Israel's Own 'New Hampshire'
ISRAEL'S political scene is ablaze. On Feb. 19, Labor's Siamese twins, Yitzhak Rabin and Shimon Peres, will face off in a primary election that may conclude their 18-year rivalry. The next day, Prime Minister Yitzhak Shamir will be challenged in Likud's nominating convention by Housing Minister Ariel Sharon and by Foreign Minister David Levy. Of all these candidacies, only Mr. Rabin's holds promise for Israel's future.
Neither Mr. Sharon nor Mr. Levy will depose Mr. Shamir. But the 76-year-old premier is expected to retire before his 80th birthday. The scramble in Likud's convention will kick off the struggle for Shamir's succession.
The Labor Party's American-style primary, unprecedented in Israel, means that the wide public, rather than a few thousand party hacks, will choose directly a candidate for prime minister. This gives Rabin an edge.
After Labor's defeat in 1977, Mr. Peres rebuilt the demoralized party. But while he consolidated his position as party leader, and despite an impressive stint as prime minister, Peres failed to reverse Labor's unpopularity among working-class Israelis of Middle-Eastern background.

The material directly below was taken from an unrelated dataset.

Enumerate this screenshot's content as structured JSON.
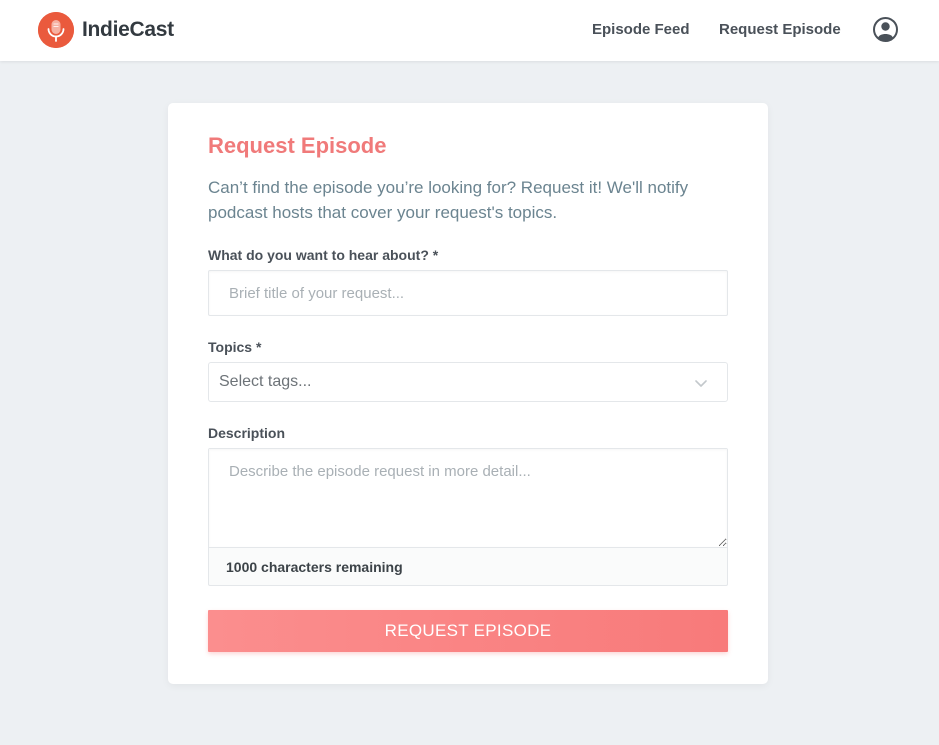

Labor supporters want an electable candidate, and Peres has failed four consecutive times to defeat Likud. Many Israelis see Peres as a schemer who, as defense minister, undermined then-Prime Minister Rabin and later, as foreign minister, launched his own foreign policy above Prime Minister Shamir's head.
Peres finally lost political altitude when he tried two years ago to entice marginal parliamentarians to defect from right to left in return for powerful governmental appointments, so that he could become prime minister.
Israelis of all walks respect Rabin, who at age 25 commanded 1,000 teenagers in some of the fiercest battles of Israel's independence war, and 19 years later led the Israeli Army to victory in the Six Day War. Rabin transformed smoothly into a statesman when, as ambassador to Washington, he lay the foundations for Israel's most crucial alliance.
The shift to politics was more painful, however. The war hero appeared indecisive and uninspiring, a shy man with very few close friends, a colorless public speaker with a deep disdain for ceremony and public relations. In 1976, after two years as premier, he was forced to resign. But Rabin has come far since then.
In the last 15 years, Rabin managed to maintain his political ground despite ongoing attempts by Peres to sideline him. As minister of defense he personified the average Israeli's attitude when he advocated concessions for peace, while also making it clear that anti-Israeli violence will not be left unanswered.
During the most difficult days of the Palestinian uprising, Rabin was the only Israeli leader who came up with a viable plan for dialogue, when he proposed to hold elections in the West Bank and Gaza. He also launched the first-ever deep cuts in the defense budget, including the scrapping of a multi-billion-dollar attempt to build an Israeli fighter jet.
UNLIKE arch-politicians such as Peres, Rabin's formative years were spent far from the ecosystems of civil service and party politics. "The premiership is for me an option, not an obsession," he said recently, in a stinging reference to Peres's 15-year quest. When he called Peres's wheeling and dealing "a stinking exercise," Rabin expressed many Israeli's disgust with the disproportionate leverage enjoyed by small political parties, and with Peres's submission to their whims.
If elected, Rabin is expected to quickly pass legislation that will diminish the power of small parties, and endorse the election of the premier by popular vote rather than by parliament.
A strong opponent of continued settlement expansion in the occupied territories, Rabin would also redefine budgetary priorities so that employment and immigration absorption would get more attention than they get today.
Peres derives inspiration from his friend Francois Mitterrand, who became president of France after decades in opposition. But polls show Rabin leading Peres by 15 percent, indicating Labor's concern with electability.
Recently arrived immigrants, who will cast up to 12 percent of the votes, can tip the scale come June 23. Selling them a war hero turned diplomat and an honest, practical, and insightful politician, is not impossible.
Rabin is not the Messiah, but he will lead to political reform, to better immigrant absorption, and to a more sincere search for peace. For many Israelis, that would be more than enough.